Reality Check

Finally, this is all great advice but remember, genealogy is your own journey. As a professional genealogist I can't be reducing my focus by multi-tasking a client project— making it suffer while still charging the client for my full focus (that is why I have so much trouble finding time for client work; quiet, focused time is at a premium).

If you divide your time while doing genealogy, such as watching T.V. while doing it, your genealogy will suffer. This is your choice. I do it, too, especially when I'm building trees for DNA projects. I can guarantee you I watched T.V. while building trees for the project where I just found the new ancestor and I still found a new ancestor---I was not watching T.V. when I finally pulled it together, though.

(And a little caveat, here, I also know when I really needed to think to build part of a tree, I have no idea what is going on on the T.V. Having a T.V. on in the room is a distraction to most people and reduces their focus, although some people need background noise. However, context switching, watching and paying attention to the show and then working on genealogy alternately, is worse than if the T.V. is just on in the room and you aren't really paying attention.
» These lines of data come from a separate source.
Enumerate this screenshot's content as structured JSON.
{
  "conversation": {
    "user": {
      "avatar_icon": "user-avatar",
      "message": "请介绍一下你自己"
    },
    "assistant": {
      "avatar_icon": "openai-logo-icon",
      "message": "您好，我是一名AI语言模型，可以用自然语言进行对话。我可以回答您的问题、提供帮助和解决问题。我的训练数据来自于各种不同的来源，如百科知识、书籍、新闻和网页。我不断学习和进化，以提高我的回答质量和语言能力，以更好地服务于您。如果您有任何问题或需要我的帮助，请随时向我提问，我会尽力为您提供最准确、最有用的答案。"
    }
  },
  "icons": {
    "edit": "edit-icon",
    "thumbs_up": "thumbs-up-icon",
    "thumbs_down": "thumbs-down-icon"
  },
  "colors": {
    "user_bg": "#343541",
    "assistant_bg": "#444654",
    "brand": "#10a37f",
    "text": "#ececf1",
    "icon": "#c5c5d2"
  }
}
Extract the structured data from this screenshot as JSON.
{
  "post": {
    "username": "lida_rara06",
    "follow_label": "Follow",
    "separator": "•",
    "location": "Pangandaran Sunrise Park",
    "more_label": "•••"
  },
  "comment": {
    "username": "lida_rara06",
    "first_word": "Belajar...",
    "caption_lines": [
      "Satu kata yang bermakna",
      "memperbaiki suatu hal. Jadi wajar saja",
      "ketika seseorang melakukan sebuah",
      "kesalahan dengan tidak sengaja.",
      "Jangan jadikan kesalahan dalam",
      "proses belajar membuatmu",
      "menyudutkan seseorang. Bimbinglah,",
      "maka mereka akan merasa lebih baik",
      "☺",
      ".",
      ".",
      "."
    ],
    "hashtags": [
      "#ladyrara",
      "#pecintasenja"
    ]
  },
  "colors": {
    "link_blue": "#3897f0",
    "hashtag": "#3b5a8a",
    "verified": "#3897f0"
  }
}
Whether you're really multi-tasking or just in a distracting environment makes a difference as does the amount of focus required for the tasks you're switching between. Context switching is the bigger problem than just multi-tasking so think about what you're doing. There are probably several levels of improvements you can choose between, not just having the ideal time vs. the worst time.)

My choice was not to give genealogy my full attention or watch T.V. My choice was watch T.V., read a book, or go to sleep. I could build trees while watching T.V. but not while doing the other two (sometimes I choose the other two so I don't stay up all night building trees!).

Recognize what your choices are and accept the consequences. We all love genealogy, we all have 24-hours in a day. We don't all have the same responsibilities but we do all have responsibilities.

Enjoy doing genealogy. If you enjoy it more while watching T.V., you can do it that way. But also realize your lack of progress may be due to this (or another) choice you made.

I love to do genealogy and sometimes the only way I can work on my own research is to make what is a "poor choice" in comparison to what I should do. However, sometimes that's the only way I'll get to do any of my own genealogy.

I would not have found this new ancestor at this point in time without building trees while watching T.V. It would have been later, after many trees were built. Because my "quiet time" is so rare, and usually spent on client work, if I waited to have that type of ideal time for my own research, it could easily have been several years before I made this discovery.

I did the less focused work in the less ideal situation (vs. not doing that work at all). I then prioritized that project because I could see I was close to a solution and had "better" time where I could do more focused work. This was all planning and organizing, even though it involved multi-tasking, which I just told you to avoid.

I think the best way to summarize this is to say...
you need to make educated choices.

This is your journey. When I'm doing client work, it's unethical to charge them for my focused time and then be distracted by multi-tasking. That's not my journey, though.

We usually think "make educated choices" means making the best choice but in this situation, it's knowing and accepting the consequences because your choice doesn't adversely affect someone else. It's just yours. (Just don't go papering the Internet with your poorly researched tree because that does affect others, you still have some "good" choices you need to make).

Enjoy your genealogy journey whether that means multi-tasking so you enjoy the journey or it's the only way can do genealogy. Also enjoy your journey by choosing to give genealogy better time, even if it's less often, because constantly getting stuck is eroding your enjoyment.

This is a choice and it's yours to make.

What choices do you make to get to do genealogy or to make better time for your genealogy? Leave a comment to help give others great ideas!

The Occasional Genealogist